This was the first publication from our collaboration. It was a seminal paper at the time and actually preceded the important paper by Stuart and Sakmann that demonstrated back-propagating action potentials into dendrites using patch clamp techniques. For our paper we used calcium and sodium imaging to show that action potentials in the soma propagated into the dendrites and elicited increases in intracellular calcium. All of this work was done during a couple of summers at the MBL. This first paper was followed by many others reporting on experiments done, either entirely or partially, during more than a dozen summers at the MBL. Some of the many collaborators involved in this work, largely reflecting our continuing interest in dendrites, included Jeff Magee, Dax Hoffman, Andreas Frick, Sonia Gasparini, Lise Eliot, Brian Christie, Amiel Rosenkranz, Angel Alonso, Rishi Narayanan, Helmut Koester, Ken Ito, and many others. None of this would have happened without my first experience at the MBL as a Grass Fellow and the many excellent scientists and students I had met there over the years.

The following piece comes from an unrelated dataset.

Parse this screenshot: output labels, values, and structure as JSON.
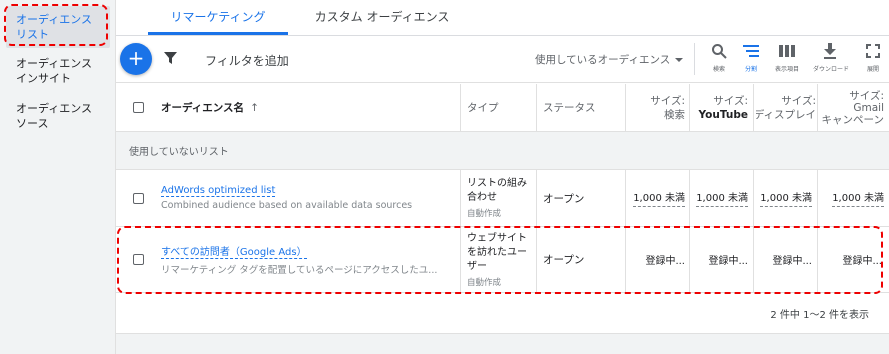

Looking back over my career, it is hard for me to imagine where I would be or what I would be doing now if it hadn’t been for that first summer at the MBL as a Grass Fellow. It was clearly a transformative experience for me, and I will be forever grateful for the vision of Ellen and Albert Grass for initiating this fellowship program and for all the many people who have maintained it at the same level of excellence for over 65 years. In looking at the list of former Grass Fellows, Directors, and Associate Directors, it is a veritable list of Who’s Who in neuroscience.
The Grass Foundation through the fellowship program as well as their strong support for the neuroscience-related courses at the MBL, has had an enormous and probably immeasurable impact on the field of neuroscience. My hope is that the Fellowship program as well as the rich environment of summer neuroscientists doing research at the MBL will continue unabated for another 65 years and beyond. Thank you!
(Note: I have no written documentation for some of the specifics in this talk as everything comes from what I remember. I apologize if I am inaccurate on some dates and other particulars in this presentation.)